**What the task asks**
Write out every record again, exactly.

**Recorded information**
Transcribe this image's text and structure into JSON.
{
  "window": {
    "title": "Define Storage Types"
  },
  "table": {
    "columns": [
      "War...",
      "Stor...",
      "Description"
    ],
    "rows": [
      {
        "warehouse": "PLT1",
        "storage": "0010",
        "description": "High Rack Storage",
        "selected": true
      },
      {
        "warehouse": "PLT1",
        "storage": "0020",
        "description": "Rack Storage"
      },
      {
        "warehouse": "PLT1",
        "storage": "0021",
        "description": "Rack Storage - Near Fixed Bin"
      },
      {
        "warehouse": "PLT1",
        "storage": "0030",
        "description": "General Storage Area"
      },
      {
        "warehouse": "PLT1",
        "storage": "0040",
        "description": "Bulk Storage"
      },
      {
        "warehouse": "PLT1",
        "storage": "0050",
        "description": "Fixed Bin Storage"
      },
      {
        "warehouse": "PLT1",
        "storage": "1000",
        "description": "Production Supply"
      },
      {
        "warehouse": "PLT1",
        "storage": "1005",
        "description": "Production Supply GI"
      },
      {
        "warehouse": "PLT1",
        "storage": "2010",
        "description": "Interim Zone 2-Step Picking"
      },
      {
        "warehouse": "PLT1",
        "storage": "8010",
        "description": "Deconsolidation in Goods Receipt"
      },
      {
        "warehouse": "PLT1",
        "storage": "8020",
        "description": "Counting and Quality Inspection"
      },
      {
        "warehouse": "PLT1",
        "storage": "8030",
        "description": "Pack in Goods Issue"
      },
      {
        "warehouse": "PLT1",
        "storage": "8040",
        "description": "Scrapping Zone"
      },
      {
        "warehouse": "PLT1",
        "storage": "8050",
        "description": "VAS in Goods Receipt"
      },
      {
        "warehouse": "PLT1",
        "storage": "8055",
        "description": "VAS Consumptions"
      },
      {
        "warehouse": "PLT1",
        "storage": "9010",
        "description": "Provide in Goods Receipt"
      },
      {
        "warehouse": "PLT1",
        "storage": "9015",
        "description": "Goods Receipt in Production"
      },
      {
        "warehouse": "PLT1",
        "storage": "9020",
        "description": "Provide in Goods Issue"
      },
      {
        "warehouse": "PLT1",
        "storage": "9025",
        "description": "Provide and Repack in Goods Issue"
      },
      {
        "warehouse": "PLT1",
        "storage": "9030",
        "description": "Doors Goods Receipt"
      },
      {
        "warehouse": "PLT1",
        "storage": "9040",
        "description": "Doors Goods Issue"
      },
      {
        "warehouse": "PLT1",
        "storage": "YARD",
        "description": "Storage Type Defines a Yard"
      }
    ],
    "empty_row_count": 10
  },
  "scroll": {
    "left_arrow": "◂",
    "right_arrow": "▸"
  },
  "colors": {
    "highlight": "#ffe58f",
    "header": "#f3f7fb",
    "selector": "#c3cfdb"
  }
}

**Solution to this exercise**
Transcribe this image's text and structure into JSON.
{
  "window": {
    "title": "Define Storage Types"
  },
  "table": {
    "columns": [
      "War...",
      "Stor...",
      "Description"
    ],
    "rows": [
      {
        "warehouse": "PLT1",
        "storage": "0010",
        "description": "High Rack Storage",
        "selected": true
      },
      {
        "warehouse": "PLT1",
        "storage": "0020",
        "description": "Rack Storage"
      },
      {
        "warehouse": "PLT1",
        "storage": "0021",
        "description": "Rack Storage - Near Fixed Bin"
      },
      {
        "warehouse": "PLT1",
        "storage": "0030",
        "description": "General Storage Area"
      },
      {
        "warehouse": "PLT1",
        "storage": "0040",
        "description": "Bulk Storage"
      },
      {
        "warehouse": "PLT1",
        "storage": "0050",
        "description": "Fixed Bin Storage"
      },
      {
        "warehouse": "PLT1",
        "storage": "1000",
        "description": "Production Supply"
      },
      {
        "warehouse": "PLT1",
        "storage": "1005",
        "description": "Production Supply GI"
      },
      {
        "warehouse": "PLT1",
        "storage": "2010",
        "description": "Interim Zone 2-Step Picking"
      },
      {
        "warehouse": "PLT1",
        "storage": "8010",
        "description": "Deconsolidation in Goods Receipt"
      },
      {
        "warehouse": "PLT1",
        "storage": "8020",
        "description": "Counting and Quality Inspection"
      },
      {
        "warehouse": "PLT1",
        "storage": "8030",
        "description": "Pack in Goods Issue"
      },
      {
        "warehouse": "PLT1",
        "storage": "8040",
        "description": "Scrapping Zone"
      },
      {
        "warehouse": "PLT1",
        "storage": "8050",
        "description": "VAS in Goods Receipt"
      },
      {
        "warehouse": "PLT1",
        "storage": "8055",
        "description": "VAS Consumptions"
      },
      {
        "warehouse": "PLT1",
        "storage": "9010",
        "description": "Provide in Goods Receipt"
      },
      {
        "warehouse": "PLT1",
        "storage": "9015",
        "description": "Goods Receipt in Production"
      },
      {
        "warehouse": "PLT1",
        "storage": "9020",
        "description": "Provide in Goods Issue"
      },
      {
        "warehouse": "PLT1",
        "storage": "9025",
        "description": "Provide and Repack in Goods Issue"
      },
      {
        "warehouse": "PLT1",
        "storage": "9030",
        "description": "Doors Goods Receipt"
      },
      {
        "warehouse": "PLT1",
        "storage": "9040",
        "description": "Doors Goods Issue"
      },
      {
        "warehouse": "PLT1",
        "storage": "YARD",
        "description": "Storage Type Defines a Yard"
      }
    ],
    "empty_row_count": 10
  },
  "scroll": {
    "left_arrow": "◂",
    "right_arrow": "▸"
  },
  "colors": {
    "highlight": "#ffe58f",
    "header": "#f3f7fb",
    "selector": "#c3cfdb"
  }
}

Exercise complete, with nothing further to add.